I am in Alberta, Canada. I have been invited over to share the UK’s experiences in developing public involvement in research. As ever, it is the similarities and not the differences between our two experiences that strike you on a visit like this. More about those another time.
My good friend, Derek Stewart, yesterday wrote an excellent blog with his thoughts on what we are trying to achieve through public involvement. He is right. Public involvement, participation, engagement, these are all a means to an end.
I wonder whether our real aspiration should be the development of ‘research active’ communities that lead to a healthier population. On the 50 minute plane trip from Edmonton to Calgary yesterday I tried to draw/visualise what would define that ‘research active’ community with ‘healthier populations’ in the centre circle:
Well, it is a rough sketch and I’m no Tony Hart. This is what was flying by the window by the way:
I very much believe that by community we could just as well be talking about an organisation as a neighbourhood or a patient population. The term embraces all its citizens as well whether they be patients, carers, the public, researchers, clinicians, etc. etc. Anyway, in a ‘research active’ community the following features would seem to me to be in the ascendant (this is what I wrote in the smaller, outer circles):
- Research is visible to its members
- Research priorities are defined collectively
- Citizens help shape research design
- There is learning through the communities’ experience of health and wellbeing
- Citizens have clear opportunities to participate in research and are encouraged to do so
- Research is central to the provision of health and social care
- Its members are working in an equal and respectful partnership
- Citizens can access and use research evidence as part of their care and treatment
- Citizens share in the governance of research
Alberta is going through a process of rapid restructuring and re-organisation of research across the province. It is not dissimilar to what is happening across the 15 local geographies in England where we are seeing Academic Health Science Networks (AHSNs), Collaborations for Applied Health and Research and Care (CLAHRCs), and Local Clinical Research Networks (LCRNS) occupy the same patch.
Their collective mission is to work with their local NHS and other partners to build research and innovation into the way we deliver health and social care of patient benefit. So, what happens between these new organisations will be more important than what happens within them. Partnership, integration, connectivity will be the name of the game.
Similarly for public involvement a process of re-purposing within these areas must happen in my view. We still have much to do to ensure public involvement is improved in research prioritisation, design and delivery. But we must not become too introvert.
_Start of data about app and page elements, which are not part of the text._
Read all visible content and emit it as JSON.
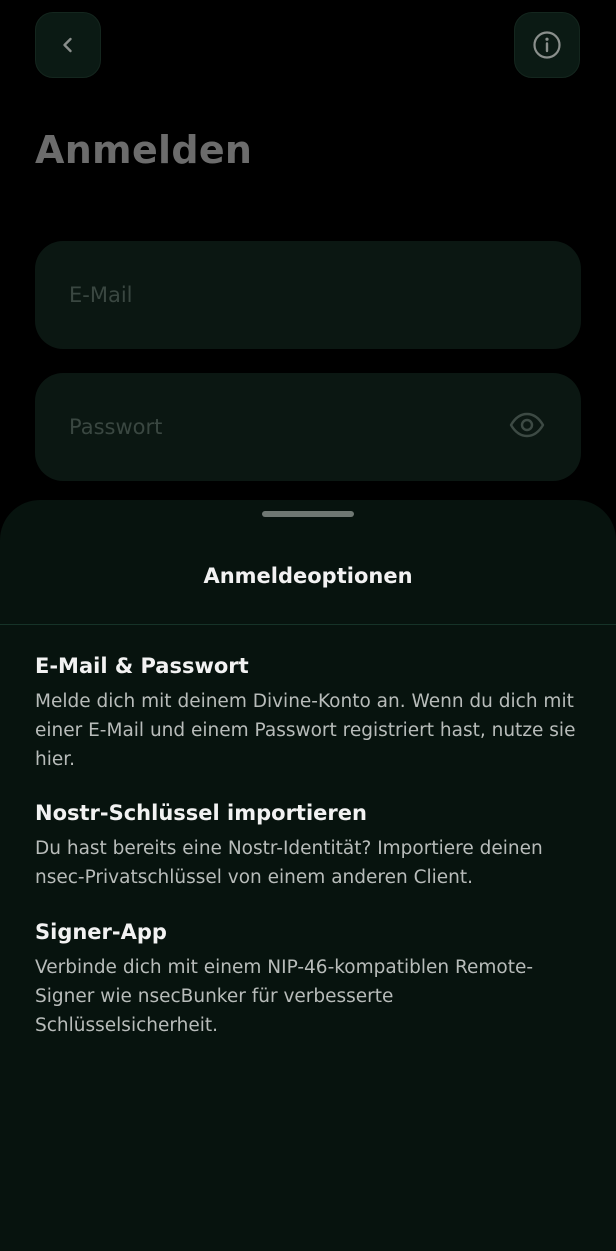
{
  "header": {
    "back_icon": "chevron-left-icon",
    "info_icon": "info-circle-icon"
  },
  "page": {
    "title": "Anmelden"
  },
  "form": {
    "email_placeholder": "E-Mail",
    "password_placeholder": "Passwort",
    "visibility_icon": "eye-icon"
  },
  "sheet": {
    "title": "Anmeldeoptionen",
    "options": [
      {
        "title": "E-Mail & Passwort",
        "description": "Melde dich mit deinem Divine-Konto an. Wenn du dich mit einer E-Mail und einem Passwort registriert hast, nutze sie hier."
      },
      {
        "title": "Nostr-Schlüssel importieren",
        "description": "Du hast bereits eine Nostr-Identität? Importiere deinen nsec-Privatschlüssel von einem anderen Client."
      },
      {
        "title": "Signer-App",
        "description": "Verbinde dich mit einem NIP-46-kompatiblen Remote-Signer wie nsecBunker für verbesserte Schlüsselsicherheit."
      }
    ]
  },
  "colors": {
    "background": "#000000",
    "sheet_background": "#07130e",
    "field_background": "#0b1712",
    "accent_green": "#16352a"
  }
}
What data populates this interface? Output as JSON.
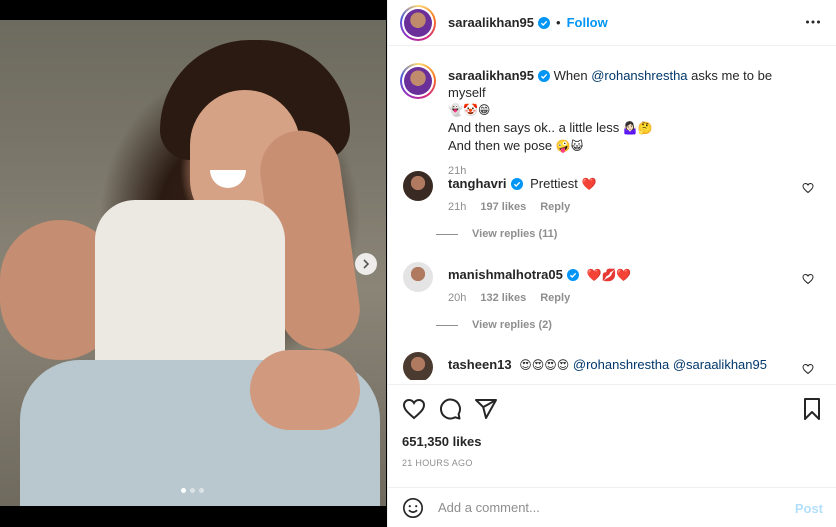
{
  "header": {
    "username": "saraalikhan95",
    "separator": "•",
    "follow_label": "Follow",
    "more_icon": "more-horizontal-icon"
  },
  "caption": {
    "username": "saraalikhan95",
    "text_prefix": "When ",
    "mention": "@rohanshrestha",
    "text_suffix": " asks me to be myself",
    "line1_emojis": "👻🤡😁",
    "line2": "And then says ok.. a little less",
    "line2_emojis": "🤷🏻‍♀️🤔",
    "line3": "And then we pose",
    "line3_emojis": "🤪😺",
    "time": "21h"
  },
  "comments": [
    {
      "username": "tanghavri",
      "text": "Prettiest",
      "emojis": "❤️",
      "time": "21h",
      "likes": "197 likes",
      "reply_label": "Reply",
      "view_replies": "View replies (11)"
    },
    {
      "username": "manishmalhotra05",
      "text": "",
      "emojis": "❤️💋❤️",
      "time": "20h",
      "likes": "132 likes",
      "reply_label": "Reply",
      "view_replies": "View replies (2)"
    },
    {
      "username": "tasheen13",
      "emojis": "😍😍😍😍",
      "mention1": "@rohanshrestha",
      "mention2": "@saraalikhan95"
    }
  ],
  "likes": "651,350 likes",
  "timestamp": "21 HOURS AGO",
  "add_comment": {
    "placeholder": "Add a comment...",
    "post_label": "Post"
  },
  "carousel": {
    "current": 1,
    "total": 3
  },
  "colors": {
    "accent": "#0095f6",
    "post_disabled": "#b2dffc",
    "verified": "#0095f6",
    "heart": "#ed4956"
  }
}
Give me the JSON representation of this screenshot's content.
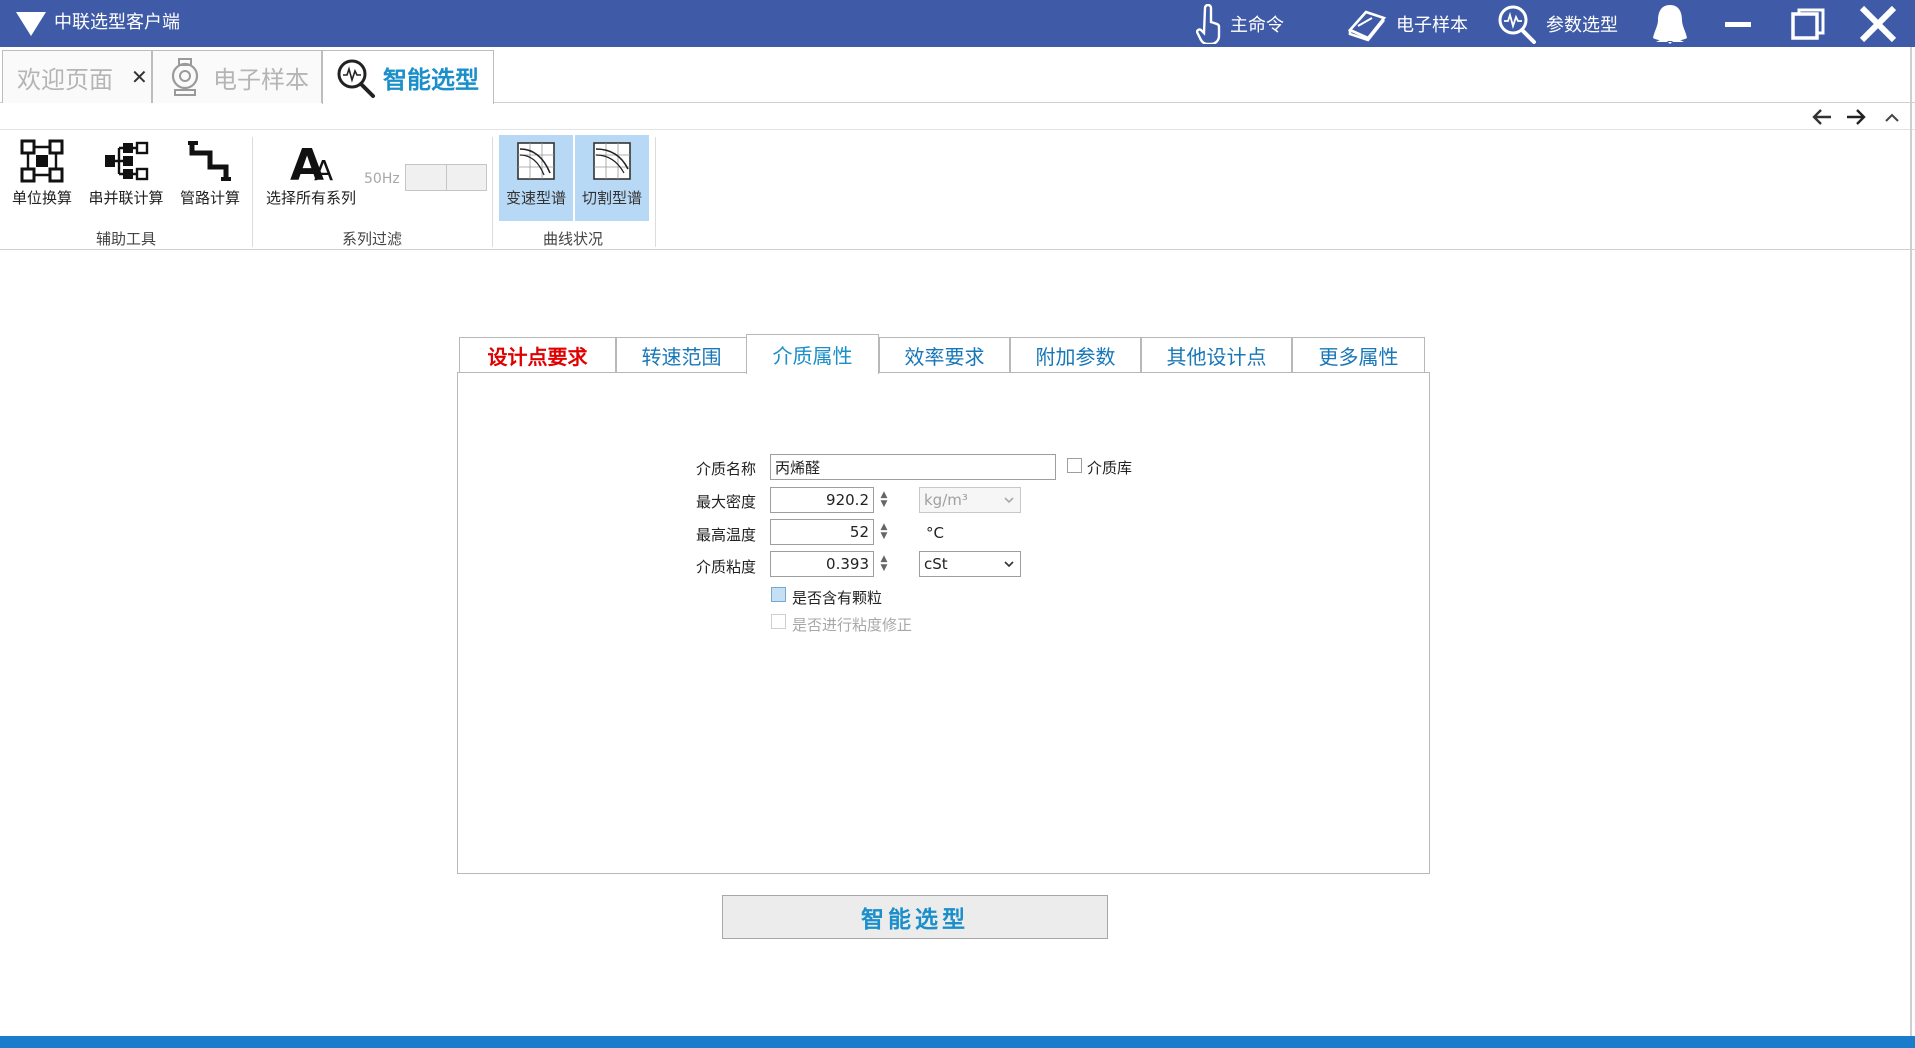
{
  "window": {
    "title": "中联选型客户端",
    "commands": [
      {
        "label": "主命令",
        "icon": "touch-hand-icon"
      },
      {
        "label": "电子样本",
        "icon": "book-icon"
      },
      {
        "label": "参数选型",
        "icon": "search-chart-icon"
      }
    ],
    "buttons": [
      "user-icon",
      "minimize-icon",
      "maximize-icon",
      "close-icon"
    ]
  },
  "doc_tabs": [
    {
      "label": "欢迎页面",
      "closable": true,
      "active": false
    },
    {
      "label": "电子样本",
      "icon": "pump-icon",
      "active": false
    },
    {
      "label": "智能选型",
      "icon": "search-chart-icon",
      "active": true
    }
  ],
  "ribbon": {
    "groups": [
      {
        "label": "辅助工具",
        "items": [
          "单位换算",
          "串并联计算",
          "管路计算"
        ]
      },
      {
        "label": "系列过滤",
        "items": [
          "选择所有系列"
        ],
        "toggle_label": "50Hz"
      },
      {
        "label": "曲线状况",
        "items": [
          "变速型谱",
          "切割型谱"
        ]
      }
    ]
  },
  "prop_tabs": [
    "设计点要求",
    "转速范围",
    "介质属性",
    "效率要求",
    "附加参数",
    "其他设计点",
    "更多属性"
  ],
  "active_prop_tab": "介质属性",
  "medium": {
    "name_label": "介质名称",
    "name_value": "丙烯醛",
    "library_label": "介质库",
    "density_label": "最大密度",
    "density_value": "920.2",
    "density_unit": "kg/m³",
    "temp_label": "最高温度",
    "temp_value": "52",
    "temp_unit": "°C",
    "viscosity_label": "介质粘度",
    "viscosity_value": "0.393",
    "viscosity_unit": "cSt",
    "particles_label": "是否含有颗粒",
    "viscosity_correction_label": "是否进行粘度修正"
  },
  "action_button": "智能选型",
  "colors": {
    "titlebar": "#3f5aa6",
    "accent": "#1a8fc9",
    "alert_tab": "#e00000",
    "ribbon_selected": "#b8d9f5",
    "statusbar": "#1b7ccc"
  }
}
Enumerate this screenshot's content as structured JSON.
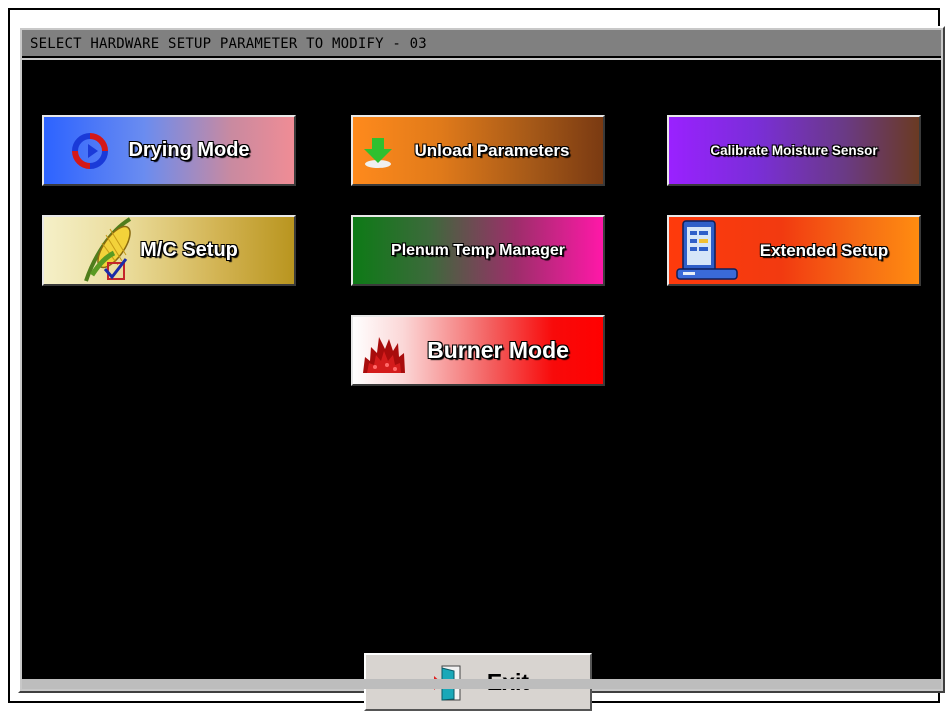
{
  "window": {
    "title": "SELECT HARDWARE SETUP PARAMETER TO MODIFY - 03"
  },
  "buttons": {
    "drying_mode": {
      "label": "Drying Mode",
      "icon": "refresh-cycle-icon"
    },
    "unload_parameters": {
      "label": "Unload Parameters",
      "icon": "download-arrow-icon"
    },
    "calibrate_moisture_sensor": {
      "label": "Calibrate Moisture Sensor"
    },
    "mc_setup": {
      "label": "M/C Setup",
      "icon": "corn-checkmark-icon"
    },
    "plenum_temp_manager": {
      "label": "Plenum Temp Manager"
    },
    "extended_setup": {
      "label": "Extended Setup",
      "icon": "control-panel-icon"
    },
    "burner_mode": {
      "label": "Burner Mode",
      "icon": "fire-icon"
    },
    "exit": {
      "label": "Exit",
      "icon": "exit-door-icon"
    }
  },
  "colors": {
    "panel_background": "#000000",
    "title_bar": "#808080",
    "exit_button": "#d8d4d0"
  }
}
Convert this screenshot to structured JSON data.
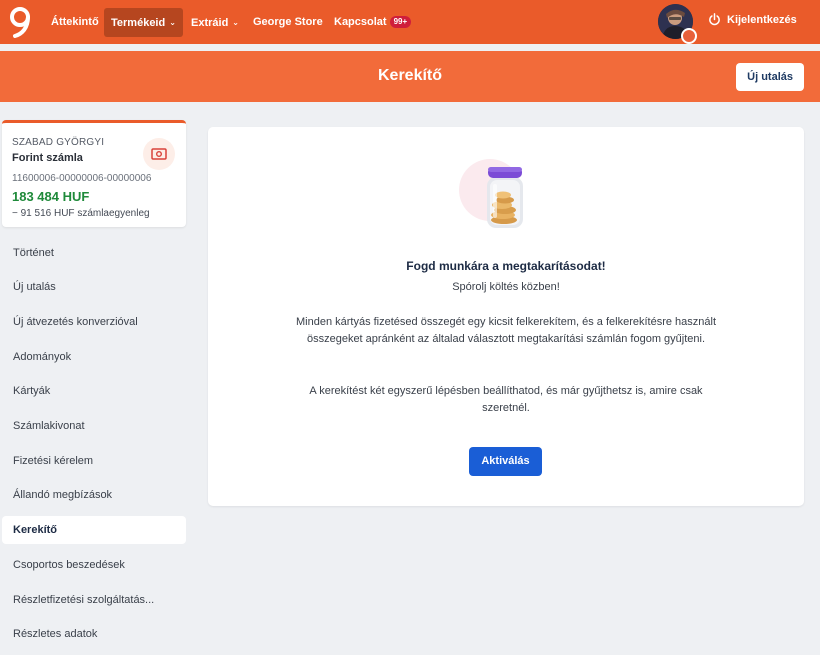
{
  "nav": {
    "items": [
      {
        "label": "Áttekintő"
      },
      {
        "label": "Termékeid"
      },
      {
        "label": "Extráid"
      },
      {
        "label": "George Store"
      },
      {
        "label": "Kapcsolat"
      }
    ],
    "badge": "99+",
    "logout_label": "Kijelentkezés"
  },
  "header": {
    "title": "Kerekítő",
    "new_transfer_label": "Új utalás"
  },
  "account": {
    "owner": "SZABAD GYÖRGYI",
    "name": "Forint számla",
    "number": "11600006-00000006-00000006",
    "balance": "183 484 HUF",
    "sub_balance": "− 91 516 HUF számlaegyenleg"
  },
  "sidebar": {
    "items": [
      {
        "label": "Történet"
      },
      {
        "label": "Új utalás"
      },
      {
        "label": "Új átvezetés konverzióval"
      },
      {
        "label": "Adományok"
      },
      {
        "label": "Kártyák"
      },
      {
        "label": "Számlakivonat"
      },
      {
        "label": "Fizetési kérelem"
      },
      {
        "label": "Állandó megbízások"
      },
      {
        "label": "Kerekítő"
      },
      {
        "label": "Csoportos beszedések"
      },
      {
        "label": "Részletfizetési szolgáltatás..."
      },
      {
        "label": "Részletes adatok"
      }
    ],
    "active_index": 8
  },
  "content": {
    "title": "Fogd munkára a megtakarításodat!",
    "subtitle": "Spórolj költés közben!",
    "paragraph1_line1": "Minden kártyás fizetésed összegét egy kicsit felkerekítem, és a felkerekítésre használt",
    "paragraph1_line2": "összegeket apránként az általad választott megtakarítási számlán fogom gyűjteni.",
    "paragraph2_line1": "A kerekítést két egyszerű lépésben beállíthatod, és már gyűjthetsz is, amire csak",
    "paragraph2_line2": "szeretnél.",
    "activate_label": "Aktiválás"
  },
  "colors": {
    "brand_orange": "#ea5b2a",
    "header_orange": "#f26b3a",
    "primary_button": "#1a5ed6",
    "balance_green": "#1f8a3a"
  },
  "icons": [
    "logo-icon",
    "chevron-down-icon",
    "power-icon",
    "money-icon",
    "jar-icon"
  ]
}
It will be important that we look out of our windows, work with patients, the public and our public involvement colleagues across the way, and build the connections that will grow communities that are active in research and healthier for it.